> Work request
Copy out every line of the material below, character for character, apart from the pictures.

> The data
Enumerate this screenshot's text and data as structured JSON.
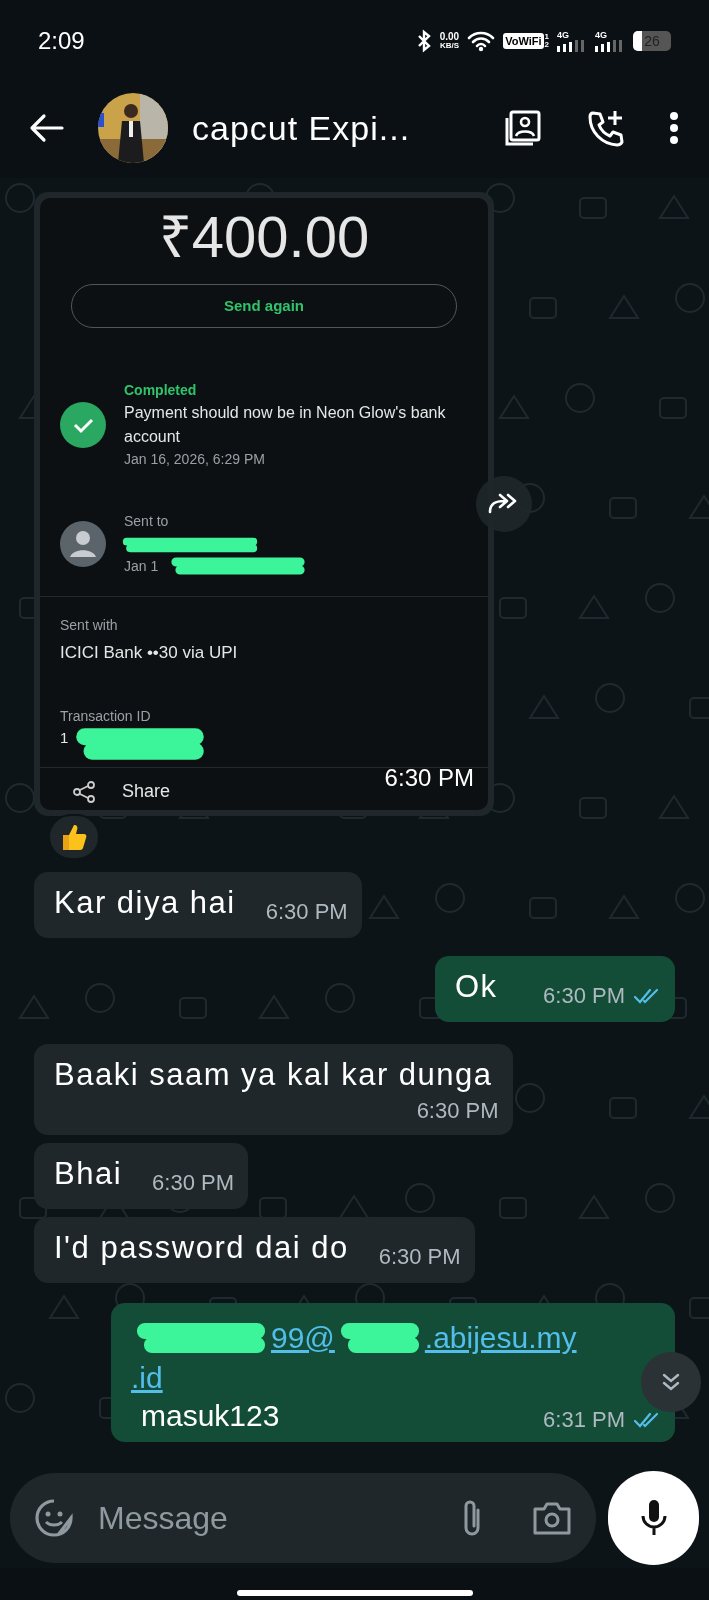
{
  "status_bar": {
    "time": "2:09",
    "data_rate_value": "0.00",
    "data_rate_unit": "KB/S",
    "vowifi": "VoWiFi",
    "sim_1": "1",
    "sim_2": "2",
    "network_1": "4G",
    "network_2": "4G",
    "battery": "26"
  },
  "header": {
    "contact_name": "capcut Expi..."
  },
  "messages": [
    {
      "kind": "payment_in",
      "amount": "₹400.00",
      "send_again": "Send again",
      "status": "Completed",
      "status_text": "Payment should now be in Neon Glow's bank account",
      "status_date": "Jan 16, 2026, 6:29 PM",
      "sent_to_label": "Sent to",
      "sent_to_date": "Jan 1",
      "sent_with_label": "Sent with",
      "sent_with_value": "ICICI Bank ••30 via UPI",
      "transaction_label": "Transaction ID",
      "transaction_value": "1",
      "share": "Share",
      "time": "6:30 PM",
      "has_reaction": true
    },
    {
      "kind": "text_in",
      "text": "Kar diya hai",
      "time": "6:30 PM"
    },
    {
      "kind": "text_out",
      "text": "Ok",
      "time": "6:30 PM",
      "read": true
    },
    {
      "kind": "text_in",
      "text": "Baaki saam ya kal kar dunga",
      "time": "6:30 PM"
    },
    {
      "kind": "text_in",
      "text": "Bhai",
      "time": "6:30 PM"
    },
    {
      "kind": "text_in",
      "text": "I'd password dai do",
      "time": "6:30 PM"
    },
    {
      "kind": "link_out",
      "link_parts": [
        "99@",
        ".abijesu.my",
        ".id"
      ],
      "text": "masuk123",
      "time": "6:31 PM",
      "read": true
    }
  ],
  "composer": {
    "placeholder": "Message"
  }
}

> Task response
Enumerate this screenshot's text and data as structured JSON.
{
  "status_bar": {
    "time": "2:09",
    "data_rate_value": "0.00",
    "data_rate_unit": "KB/S",
    "vowifi": "VoWiFi",
    "sim_1": "1",
    "sim_2": "2",
    "network_1": "4G",
    "network_2": "4G",
    "battery": "26"
  },
  "header": {
    "contact_name": "capcut Expi..."
  },
  "messages": [
    {
      "kind": "payment_in",
      "amount": "₹400.00",
      "send_again": "Send again",
      "status": "Completed",
      "status_text": "Payment should now be in Neon Glow's bank account",
      "status_date": "Jan 16, 2026, 6:29 PM",
      "sent_to_label": "Sent to",
      "sent_to_date": "Jan 1",
      "sent_with_label": "Sent with",
      "sent_with_value": "ICICI Bank ••30 via UPI",
      "transaction_label": "Transaction ID",
      "transaction_value": "1",
      "share": "Share",
      "time": "6:30 PM",
      "has_reaction": true
    },
    {
      "kind": "text_in",
      "text": "Kar diya hai",
      "time": "6:30 PM"
    },
    {
      "kind": "text_out",
      "text": "Ok",
      "time": "6:30 PM",
      "read": true
    },
    {
      "kind": "text_in",
      "text": "Baaki saam ya kal kar dunga",
      "time": "6:30 PM"
    },
    {
      "kind": "text_in",
      "text": "Bhai",
      "time": "6:30 PM"
    },
    {
      "kind": "text_in",
      "text": "I'd password dai do",
      "time": "6:30 PM"
    },
    {
      "kind": "link_out",
      "link_parts": [
        "99@",
        ".abijesu.my",
        ".id"
      ],
      "text": "masuk123",
      "time": "6:31 PM",
      "read": true
    }
  ],
  "composer": {
    "placeholder": "Message"
  }
}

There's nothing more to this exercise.